REALITIES and OPTIONS
Coming to Terms with Sarcoma
Explanation of the Disease - the term "sarcoma" refers to a cancerous growth, which develops from normal cells of the body, known as "connective tissues," or resembles them (Demetri 2005). It derives its name from the normal connective tissue from which it develops. These connective tissues include fat, muscle, blood vessels, deep skin tissues, nerves, bones and cartilage. Sarcoma can either be benign or malignant (Demetri, Emory Winship Cancer Institute 2006).
Conventional treatment options for sarcoma are surgery, chemotherapy and radiation therapy. Often, chemotherapy and/or radiation therapy is used even after surgery. While the intention is to destroy cancerous growths and restore or prolong the life of the patient, these two treatment modes can even shorten that life. Chemotherapy interferes with cell division and reproduction and eventually kills normal cells. Radiation therapy's high-energy ionizing radiation may damage cancer cells but damages and destroys normal or health cells indirectly.
These treatment modes do not offer encouraging realistic chances of survival to patients.
The two main types of sarcomas are bone and soft tissue sarcomas (Emory Winship Cancer Institute 2006). The types of bone sarcoma are osteosarcoma, Ewing's sarcoma and chondrosarcoma. Bone sarcomas are rare and develop most often in children and young adults, although these can occur at any age. Soft tissue sarcomas, on the other hand, develop from fat, muscle, nerves, blood vessels and deep skin tissues. These sarcomas most frequently occur in the arms or legs. Other areas where they occur are the abdomen and pelvis (Emory Winship Cancer Institute). The subtypes are liposarcoma, leiomyosarcoma, rhabdomyosarcoma, synovial sarcoma, angiosarcoma, fibrosarcoma, malignant peripheral nerve sheath tumor, desmoid tumor, and Ewing's sarcoma or peripheral neuroectodermal tumor (Demetri).
Origin and Development
Sarcomas can develop in any part of the body, but most of them grow from bones or soft tissues (Emory 2006). If more than one family member has sarcoma, the rest of the members may have a predisposition to it, although this may be quite rare. The majority of sarcoma patients did not pass the increased risk on to their children. The rules on cancer detection still apply. One should see a physician when unusual lumps or growths are discovered. The symptoms of sarcoma do not appear until it reaches an advanced stage. These increase increasing abdominal pain, bloody stools or vomited matter (Emory).

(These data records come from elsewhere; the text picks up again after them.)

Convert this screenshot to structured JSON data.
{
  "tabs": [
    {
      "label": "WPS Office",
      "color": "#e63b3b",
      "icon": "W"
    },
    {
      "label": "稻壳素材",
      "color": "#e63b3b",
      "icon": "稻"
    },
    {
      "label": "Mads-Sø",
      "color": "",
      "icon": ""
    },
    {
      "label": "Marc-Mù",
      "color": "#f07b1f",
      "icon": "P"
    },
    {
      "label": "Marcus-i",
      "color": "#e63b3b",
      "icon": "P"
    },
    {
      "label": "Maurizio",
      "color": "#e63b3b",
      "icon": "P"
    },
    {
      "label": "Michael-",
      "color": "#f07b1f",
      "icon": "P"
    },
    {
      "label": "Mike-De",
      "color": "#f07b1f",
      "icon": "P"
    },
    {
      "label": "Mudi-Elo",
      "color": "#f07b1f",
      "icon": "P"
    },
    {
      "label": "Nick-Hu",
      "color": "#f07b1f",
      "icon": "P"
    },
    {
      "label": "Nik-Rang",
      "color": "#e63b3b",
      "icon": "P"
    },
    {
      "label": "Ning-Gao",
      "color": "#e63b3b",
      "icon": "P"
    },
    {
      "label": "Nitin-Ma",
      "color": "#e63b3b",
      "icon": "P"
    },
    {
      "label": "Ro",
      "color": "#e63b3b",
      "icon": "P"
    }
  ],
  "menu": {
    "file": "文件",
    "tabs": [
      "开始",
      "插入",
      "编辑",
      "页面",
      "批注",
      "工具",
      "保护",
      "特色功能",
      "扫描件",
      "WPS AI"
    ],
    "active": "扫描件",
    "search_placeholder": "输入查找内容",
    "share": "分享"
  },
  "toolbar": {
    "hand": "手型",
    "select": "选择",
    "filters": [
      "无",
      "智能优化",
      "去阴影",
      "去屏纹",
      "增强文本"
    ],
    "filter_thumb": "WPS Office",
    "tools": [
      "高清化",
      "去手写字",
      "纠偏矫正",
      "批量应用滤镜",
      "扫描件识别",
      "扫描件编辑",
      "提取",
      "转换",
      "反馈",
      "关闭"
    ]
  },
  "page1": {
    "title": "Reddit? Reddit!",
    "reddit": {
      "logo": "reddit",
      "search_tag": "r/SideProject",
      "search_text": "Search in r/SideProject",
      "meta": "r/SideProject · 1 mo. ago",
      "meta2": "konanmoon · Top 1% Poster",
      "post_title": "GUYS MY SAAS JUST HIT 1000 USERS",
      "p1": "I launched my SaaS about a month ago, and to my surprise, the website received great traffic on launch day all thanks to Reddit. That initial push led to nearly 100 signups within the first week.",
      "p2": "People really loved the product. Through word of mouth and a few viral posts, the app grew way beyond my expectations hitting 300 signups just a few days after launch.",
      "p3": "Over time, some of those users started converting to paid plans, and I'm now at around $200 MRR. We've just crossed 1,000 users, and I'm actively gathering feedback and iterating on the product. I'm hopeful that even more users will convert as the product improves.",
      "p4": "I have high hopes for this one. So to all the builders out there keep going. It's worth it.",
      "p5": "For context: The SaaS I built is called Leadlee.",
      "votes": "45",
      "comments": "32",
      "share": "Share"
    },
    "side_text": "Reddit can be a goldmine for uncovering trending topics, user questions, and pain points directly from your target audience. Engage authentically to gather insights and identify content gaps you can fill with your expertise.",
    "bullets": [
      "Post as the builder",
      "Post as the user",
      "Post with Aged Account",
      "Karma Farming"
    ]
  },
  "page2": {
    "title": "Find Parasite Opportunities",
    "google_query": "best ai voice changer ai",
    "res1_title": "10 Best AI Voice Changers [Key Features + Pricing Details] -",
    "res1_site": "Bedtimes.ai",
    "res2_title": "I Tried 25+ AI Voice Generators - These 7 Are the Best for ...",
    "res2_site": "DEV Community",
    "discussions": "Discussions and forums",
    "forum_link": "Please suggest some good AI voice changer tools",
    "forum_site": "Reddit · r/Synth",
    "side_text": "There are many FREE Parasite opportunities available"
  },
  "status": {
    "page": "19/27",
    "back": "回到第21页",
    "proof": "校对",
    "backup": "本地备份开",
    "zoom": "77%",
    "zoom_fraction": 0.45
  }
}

Sarcomas of the extremities often first show up as a lump, which may not always be painful (Emory 2006). Some of them are not painful. They may begin from the abdomen where pain or problems with blocked intestines is experienced.
Sarcomas, especially soft tissue sarcomas, are diagnoses through one's medical history, physical examination or biopsy, ultrasound, a computer tomography or CT scan, and magnetic resonance imaging or MRI (Emory 2006). Biopsy removes some tissue from the tumor for examination and the only way to ascertain that it is sarcoma or not. It reveals the type and the grade of the disease, which, in turn, is the basis of the prognosis of the disease. The biopsy may use the fine-needle aspiration, a core needle or an excisional or an incisional technique (Demetri).
Staging and Levels of Metastasis
The tumor or sarcoma is in Stage 1A when it is low-grade, small, superficial, and has no sign of spread (American Cancer Society 2007). It is in Stage 1B when the tumor is low-grade, large, superficial, and has no sign of spread. Stage 2A is low-grade, large but deep. Stage 2B is high-grade, small, superficial, and deep. Stage 2C is high-grade, large and superficial. Stage 3 is high-grade, large and deep. Stage 4 means that the tumor has spread to the lymph nodes or to other organs. Sarcoma has recurred if it has come back from the time it was first treated (American Cancer Society).
The lower the grade and stage, the better the…